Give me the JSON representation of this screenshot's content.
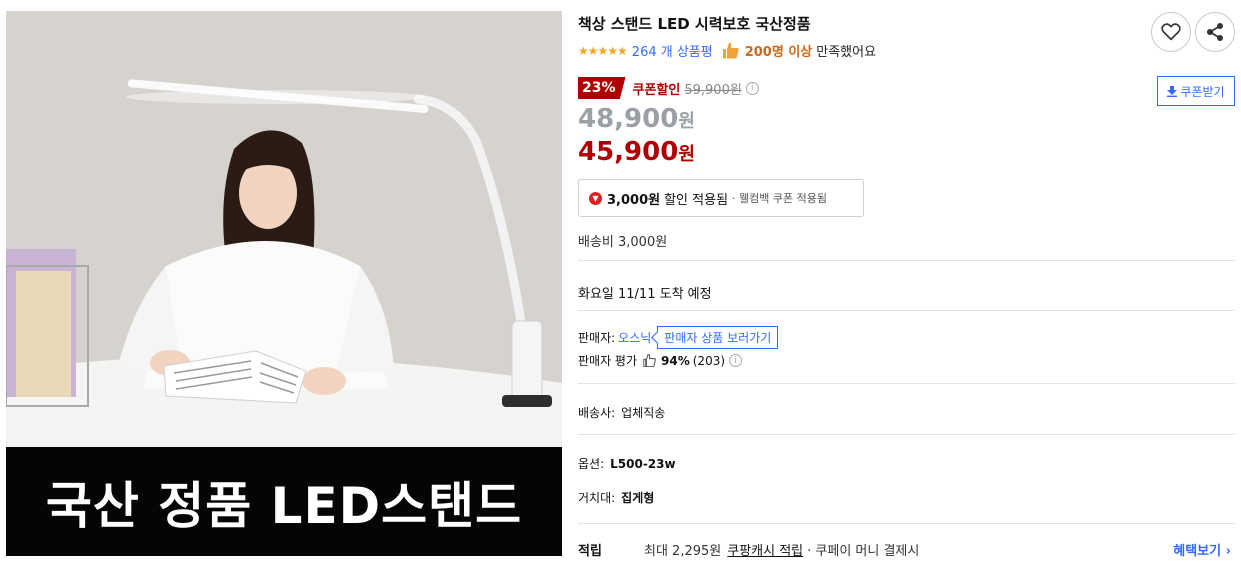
{
  "product": {
    "title": "책상 스탠드 LED 시력보호 국산정품",
    "image_banner": "국산 정품 LED스탠드"
  },
  "rating": {
    "stars": "★★★★★",
    "review_count": "264 개 상품평",
    "satisfaction_strong": "200명 이상",
    "satisfaction_rest": "만족했어요"
  },
  "discount": {
    "badge": "23%",
    "coupon_label": "쿠폰할인",
    "original_price": "59,900원",
    "info_icon": "ⓘ"
  },
  "coupon_button": {
    "label": "쿠폰받기",
    "icon": "download-icon"
  },
  "prices": {
    "sale_price": "48,900",
    "sale_unit": "원",
    "coupon_price": "45,900",
    "coupon_unit": "원"
  },
  "applied_coupon": {
    "amount": "3,000원",
    "text": "할인 적용됨",
    "note": "· 웰컴백 쿠폰 적용됨"
  },
  "shipping": {
    "fee": "배송비 3,000원",
    "arrival": "화요일 11/11 도착 예정"
  },
  "seller": {
    "label": "판매자:",
    "name": "오스닉",
    "link": "판매자 상품 보러가기",
    "eval_label": "판매자 평가",
    "eval_pct": "94%",
    "eval_count": "(203)"
  },
  "details": {
    "carrier_label": "배송사:",
    "carrier_value": "업체직송",
    "option_label": "옵션:",
    "option_value": "L500-23w",
    "mount_label": "거치대:",
    "mount_value": "집게형"
  },
  "reward": {
    "label": "적립",
    "text_max": "최대 2,295원",
    "link": "쿠팡캐시 적립",
    "text_rest": "· 쿠페이 머니 결제시",
    "more": "혜택보기 ›"
  },
  "colors": {
    "accent_blue": "#346aff",
    "discount_red": "#ae0000",
    "gray_price": "#9aa0a6"
  }
}
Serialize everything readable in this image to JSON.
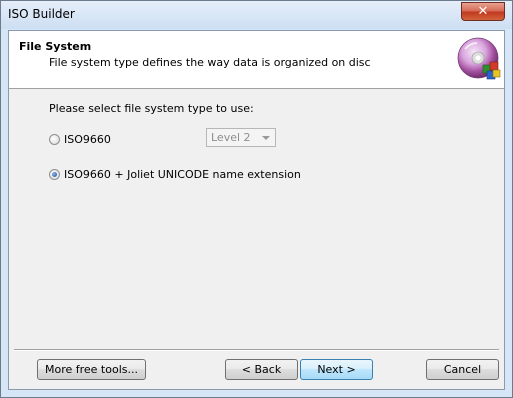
{
  "window": {
    "title": "ISO Builder",
    "close_glyph": "✕"
  },
  "header": {
    "title": "File System",
    "subtitle": "File system type defines the way data is organized on disc",
    "icon": "disc-icon"
  },
  "form": {
    "prompt": "Please select file system type to use:",
    "options": [
      {
        "label": "ISO9660",
        "checked": false
      },
      {
        "label": "ISO9660 + Joliet UNICODE name extension",
        "checked": true
      }
    ],
    "level_select": {
      "value": "Level 2",
      "enabled": false
    }
  },
  "buttons": {
    "more_tools": "More free tools...",
    "back": "< Back",
    "next": "Next >",
    "cancel": "Cancel"
  }
}
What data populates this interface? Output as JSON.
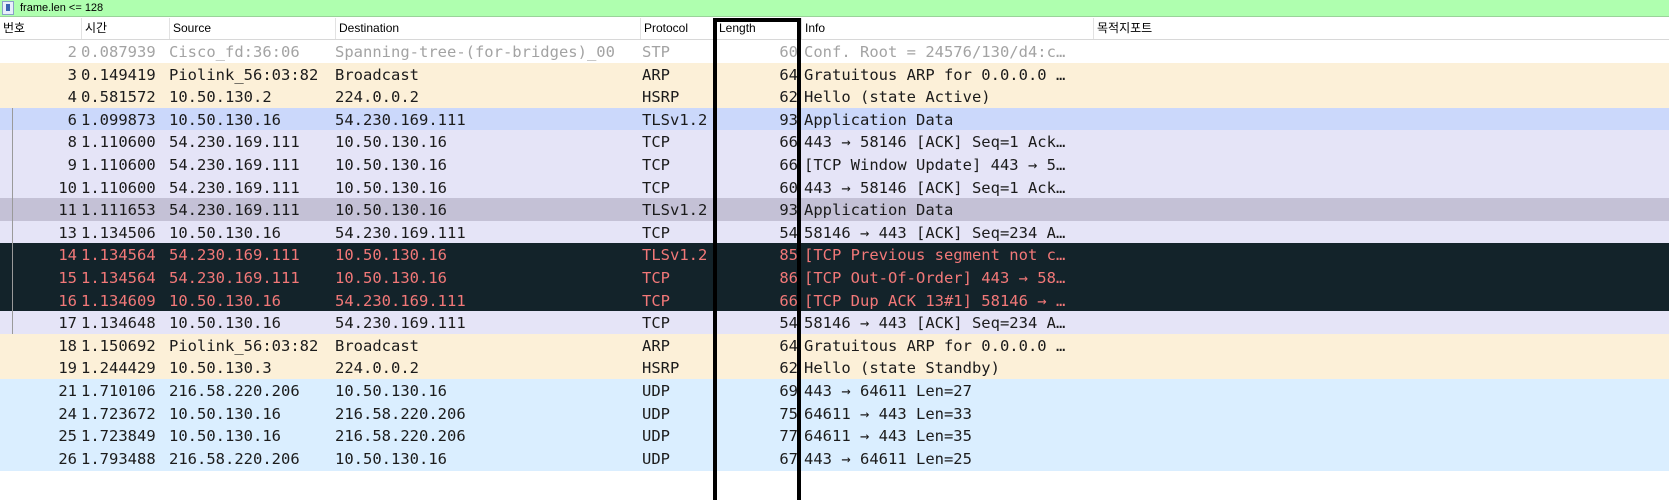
{
  "filter": {
    "text": "frame.len <= 128"
  },
  "columns": {
    "no": "번호",
    "time": "시간",
    "source": "Source",
    "destination": "Destination",
    "protocol": "Protocol",
    "length": "Length",
    "info": "Info",
    "custom": "목적지포트"
  },
  "colors": {
    "stp_bg": "#ffffff",
    "stp_fg": "#a3a3a3",
    "arp_bg": "#fcf0d8",
    "tls_bg": "#e5e4f7",
    "tls_sel_bg": "#cbd8fb",
    "grey_bg": "#c4c1d6",
    "err_bg": "#13232a",
    "err_fg": "#f27878",
    "udp_bg": "#daeeff",
    "text": "#1b1b1b"
  },
  "packets": [
    {
      "no": "2",
      "time": "0.087939",
      "source": "Cisco_fd:36:06",
      "destination": "Spanning-tree-(for-bridges)_00",
      "protocol": "STP",
      "length": "60",
      "info": "Conf. Root = 24576/130/d4:c…",
      "style": "stp"
    },
    {
      "no": "3",
      "time": "0.149419",
      "source": "Piolink_56:03:82",
      "destination": "Broadcast",
      "protocol": "ARP",
      "length": "64",
      "info": "Gratuitous ARP for 0.0.0.0 …",
      "style": "arp"
    },
    {
      "no": "4",
      "time": "0.581572",
      "source": "10.50.130.2",
      "destination": "224.0.0.2",
      "protocol": "HSRP",
      "length": "62",
      "info": "Hello (state Active)",
      "style": "arp"
    },
    {
      "no": "6",
      "time": "1.099873",
      "source": "10.50.130.16",
      "destination": "54.230.169.111",
      "protocol": "TLSv1.2",
      "length": "93",
      "info": "Application Data",
      "style": "tls_sel"
    },
    {
      "no": "8",
      "time": "1.110600",
      "source": "54.230.169.111",
      "destination": "10.50.130.16",
      "protocol": "TCP",
      "length": "66",
      "info": "443 → 58146 [ACK] Seq=1 Ack…",
      "style": "tls"
    },
    {
      "no": "9",
      "time": "1.110600",
      "source": "54.230.169.111",
      "destination": "10.50.130.16",
      "protocol": "TCP",
      "length": "66",
      "info": "[TCP Window Update] 443 → 5…",
      "style": "tls"
    },
    {
      "no": "10",
      "time": "1.110600",
      "source": "54.230.169.111",
      "destination": "10.50.130.16",
      "protocol": "TCP",
      "length": "60",
      "info": "443 → 58146 [ACK] Seq=1 Ack…",
      "style": "tls"
    },
    {
      "no": "11",
      "time": "1.111653",
      "source": "54.230.169.111",
      "destination": "10.50.130.16",
      "protocol": "TLSv1.2",
      "length": "93",
      "info": "Application Data",
      "style": "grey"
    },
    {
      "no": "13",
      "time": "1.134506",
      "source": "10.50.130.16",
      "destination": "54.230.169.111",
      "protocol": "TCP",
      "length": "54",
      "info": "58146 → 443 [ACK] Seq=234 A…",
      "style": "tls"
    },
    {
      "no": "14",
      "time": "1.134564",
      "source": "54.230.169.111",
      "destination": "10.50.130.16",
      "protocol": "TLSv1.2",
      "length": "85",
      "info": "[TCP Previous segment not c…",
      "style": "err"
    },
    {
      "no": "15",
      "time": "1.134564",
      "source": "54.230.169.111",
      "destination": "10.50.130.16",
      "protocol": "TCP",
      "length": "86",
      "info": "[TCP Out-Of-Order] 443 → 58…",
      "style": "err"
    },
    {
      "no": "16",
      "time": "1.134609",
      "source": "10.50.130.16",
      "destination": "54.230.169.111",
      "protocol": "TCP",
      "length": "66",
      "info": "[TCP Dup ACK 13#1] 58146 → …",
      "style": "err"
    },
    {
      "no": "17",
      "time": "1.134648",
      "source": "10.50.130.16",
      "destination": "54.230.169.111",
      "protocol": "TCP",
      "length": "54",
      "info": "58146 → 443 [ACK] Seq=234 A…",
      "style": "tls"
    },
    {
      "no": "18",
      "time": "1.150692",
      "source": "Piolink_56:03:82",
      "destination": "Broadcast",
      "protocol": "ARP",
      "length": "64",
      "info": "Gratuitous ARP for 0.0.0.0 …",
      "style": "arp"
    },
    {
      "no": "19",
      "time": "1.244429",
      "source": "10.50.130.3",
      "destination": "224.0.0.2",
      "protocol": "HSRP",
      "length": "62",
      "info": "Hello (state Standby)",
      "style": "arp"
    },
    {
      "no": "21",
      "time": "1.710106",
      "source": "216.58.220.206",
      "destination": "10.50.130.16",
      "protocol": "UDP",
      "length": "69",
      "info": "443 → 64611 Len=27",
      "style": "udp"
    },
    {
      "no": "24",
      "time": "1.723672",
      "source": "10.50.130.16",
      "destination": "216.58.220.206",
      "protocol": "UDP",
      "length": "75",
      "info": "64611 → 443 Len=33",
      "style": "udp"
    },
    {
      "no": "25",
      "time": "1.723849",
      "source": "10.50.130.16",
      "destination": "216.58.220.206",
      "protocol": "UDP",
      "length": "77",
      "info": "64611 → 443 Len=35",
      "style": "udp"
    },
    {
      "no": "26",
      "time": "1.793488",
      "source": "216.58.220.206",
      "destination": "10.50.130.16",
      "protocol": "UDP",
      "length": "67",
      "info": "443 → 64611 Len=25",
      "style": "udp"
    }
  ]
}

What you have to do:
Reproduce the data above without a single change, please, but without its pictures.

Result:
Give me the JSON representation of this screenshot's content.
{
  "product": {
    "title": "책상 스탠드 LED 시력보호 국산정품",
    "image_banner": "국산 정품 LED스탠드"
  },
  "rating": {
    "stars": "★★★★★",
    "review_count": "264 개 상품평",
    "satisfaction_strong": "200명 이상",
    "satisfaction_rest": "만족했어요"
  },
  "discount": {
    "badge": "23%",
    "coupon_label": "쿠폰할인",
    "original_price": "59,900원",
    "info_icon": "ⓘ"
  },
  "coupon_button": {
    "label": "쿠폰받기",
    "icon": "download-icon"
  },
  "prices": {
    "sale_price": "48,900",
    "sale_unit": "원",
    "coupon_price": "45,900",
    "coupon_unit": "원"
  },
  "applied_coupon": {
    "amount": "3,000원",
    "text": "할인 적용됨",
    "note": "· 웰컴백 쿠폰 적용됨"
  },
  "shipping": {
    "fee": "배송비 3,000원",
    "arrival": "화요일 11/11 도착 예정"
  },
  "seller": {
    "label": "판매자:",
    "name": "오스닉",
    "link": "판매자 상품 보러가기",
    "eval_label": "판매자 평가",
    "eval_pct": "94%",
    "eval_count": "(203)"
  },
  "details": {
    "carrier_label": "배송사:",
    "carrier_value": "업체직송",
    "option_label": "옵션:",
    "option_value": "L500-23w",
    "mount_label": "거치대:",
    "mount_value": "집게형"
  },
  "reward": {
    "label": "적립",
    "text_max": "최대 2,295원",
    "link": "쿠팡캐시 적립",
    "text_rest": "· 쿠페이 머니 결제시",
    "more": "혜택보기 ›"
  },
  "colors": {
    "accent_blue": "#346aff",
    "discount_red": "#ae0000",
    "gray_price": "#9aa0a6"
  }
}
Serialize everything readable in this image to JSON.
{
  "window": {
    "title": "ISO Builder",
    "close_glyph": "✕"
  },
  "header": {
    "title": "File System",
    "subtitle": "File system type defines the way data is organized on disc",
    "icon": "disc-icon"
  },
  "form": {
    "prompt": "Please select file system type to use:",
    "options": [
      {
        "label": "ISO9660",
        "checked": false
      },
      {
        "label": "ISO9660 + Joliet UNICODE name extension",
        "checked": true
      }
    ],
    "level_select": {
      "value": "Level 2",
      "enabled": false
    }
  },
  "buttons": {
    "more_tools": "More free tools...",
    "back": "< Back",
    "next": "Next >",
    "cancel": "Cancel"
  }
}
What data populates this interface? Output as JSON.
{
  "filter": {
    "text": "frame.len <= 128"
  },
  "columns": {
    "no": "번호",
    "time": "시간",
    "source": "Source",
    "destination": "Destination",
    "protocol": "Protocol",
    "length": "Length",
    "info": "Info",
    "custom": "목적지포트"
  },
  "colors": {
    "stp_bg": "#ffffff",
    "stp_fg": "#a3a3a3",
    "arp_bg": "#fcf0d8",
    "tls_bg": "#e5e4f7",
    "tls_sel_bg": "#cbd8fb",
    "grey_bg": "#c4c1d6",
    "err_bg": "#13232a",
    "err_fg": "#f27878",
    "udp_bg": "#daeeff",
    "text": "#1b1b1b"
  },
  "packets": [
    {
      "no": "2",
      "time": "0.087939",
      "source": "Cisco_fd:36:06",
      "destination": "Spanning-tree-(for-bridges)_00",
      "protocol": "STP",
      "length": "60",
      "info": "Conf. Root = 24576/130/d4:c…",
      "style": "stp"
    },
    {
      "no": "3",
      "time": "0.149419",
      "source": "Piolink_56:03:82",
      "destination": "Broadcast",
      "protocol": "ARP",
      "length": "64",
      "info": "Gratuitous ARP for 0.0.0.0 …",
      "style": "arp"
    },
    {
      "no": "4",
      "time": "0.581572",
      "source": "10.50.130.2",
      "destination": "224.0.0.2",
      "protocol": "HSRP",
      "length": "62",
      "info": "Hello (state Active)",
      "style": "arp"
    },
    {
      "no": "6",
      "time": "1.099873",
      "source": "10.50.130.16",
      "destination": "54.230.169.111",
      "protocol": "TLSv1.2",
      "length": "93",
      "info": "Application Data",
      "style": "tls_sel"
    },
    {
      "no": "8",
      "time": "1.110600",
      "source": "54.230.169.111",
      "destination": "10.50.130.16",
      "protocol": "TCP",
      "length": "66",
      "info": "443 → 58146 [ACK] Seq=1 Ack…",
      "style": "tls"
    },
    {
      "no": "9",
      "time": "1.110600",
      "source": "54.230.169.111",
      "destination": "10.50.130.16",
      "protocol": "TCP",
      "length": "66",
      "info": "[TCP Window Update] 443 → 5…",
      "style": "tls"
    },
    {
      "no": "10",
      "time": "1.110600",
      "source": "54.230.169.111",
      "destination": "10.50.130.16",
      "protocol": "TCP",
      "length": "60",
      "info": "443 → 58146 [ACK] Seq=1 Ack…",
      "style": "tls"
    },
    {
      "no": "11",
      "time": "1.111653",
      "source": "54.230.169.111",
      "destination": "10.50.130.16",
      "protocol": "TLSv1.2",
      "length": "93",
      "info": "Application Data",
      "style": "grey"
    },
    {
      "no": "13",
      "time": "1.134506",
      "source": "10.50.130.16",
      "destination": "54.230.169.111",
      "protocol": "TCP",
      "length": "54",
      "info": "58146 → 443 [ACK] Seq=234 A…",
      "style": "tls"
    },
    {
      "no": "14",
      "time": "1.134564",
      "source": "54.230.169.111",
      "destination": "10.50.130.16",
      "protocol": "TLSv1.2",
      "length": "85",
      "info": "[TCP Previous segment not c…",
      "style": "err"
    },
    {
      "no": "15",
      "time": "1.134564",
      "source": "54.230.169.111",
      "destination": "10.50.130.16",
      "protocol": "TCP",
      "length": "86",
      "info": "[TCP Out-Of-Order] 443 → 58…",
      "style": "err"
    },
    {
      "no": "16",
      "time": "1.134609",
      "source": "10.50.130.16",
      "destination": "54.230.169.111",
      "protocol": "TCP",
      "length": "66",
      "info": "[TCP Dup ACK 13#1] 58146 → …",
      "style": "err"
    },
    {
      "no": "17",
      "time": "1.134648",
      "source": "10.50.130.16",
      "destination": "54.230.169.111",
      "protocol": "TCP",
      "length": "54",
      "info": "58146 → 443 [ACK] Seq=234 A…",
      "style": "tls"
    },
    {
      "no": "18",
      "time": "1.150692",
      "source": "Piolink_56:03:82",
      "destination": "Broadcast",
      "protocol": "ARP",
      "length": "64",
      "info": "Gratuitous ARP for 0.0.0.0 …",
      "style": "arp"
    },
    {
      "no": "19",
      "time": "1.244429",
      "source": "10.50.130.3",
      "destination": "224.0.0.2",
      "protocol": "HSRP",
      "length": "62",
      "info": "Hello (state Standby)",
      "style": "arp"
    },
    {
      "no": "21",
      "time": "1.710106",
      "source": "216.58.220.206",
      "destination": "10.50.130.16",
      "protocol": "UDP",
      "length": "69",
      "info": "443 → 64611 Len=27",
      "style": "udp"
    },
    {
      "no": "24",
      "time": "1.723672",
      "source": "10.50.130.16",
      "destination": "216.58.220.206",
      "protocol": "UDP",
      "length": "75",
      "info": "64611 → 443 Len=33",
      "style": "udp"
    },
    {
      "no": "25",
      "time": "1.723849",
      "source": "10.50.130.16",
      "destination": "216.58.220.206",
      "protocol": "UDP",
      "length": "77",
      "info": "64611 → 443 Len=35",
      "style": "udp"
    },
    {
      "no": "26",
      "time": "1.793488",
      "source": "216.58.220.206",
      "destination": "10.50.130.16",
      "protocol": "UDP",
      "length": "67",
      "info": "443 → 64611 Len=25",
      "style": "udp"
    }
  ]
}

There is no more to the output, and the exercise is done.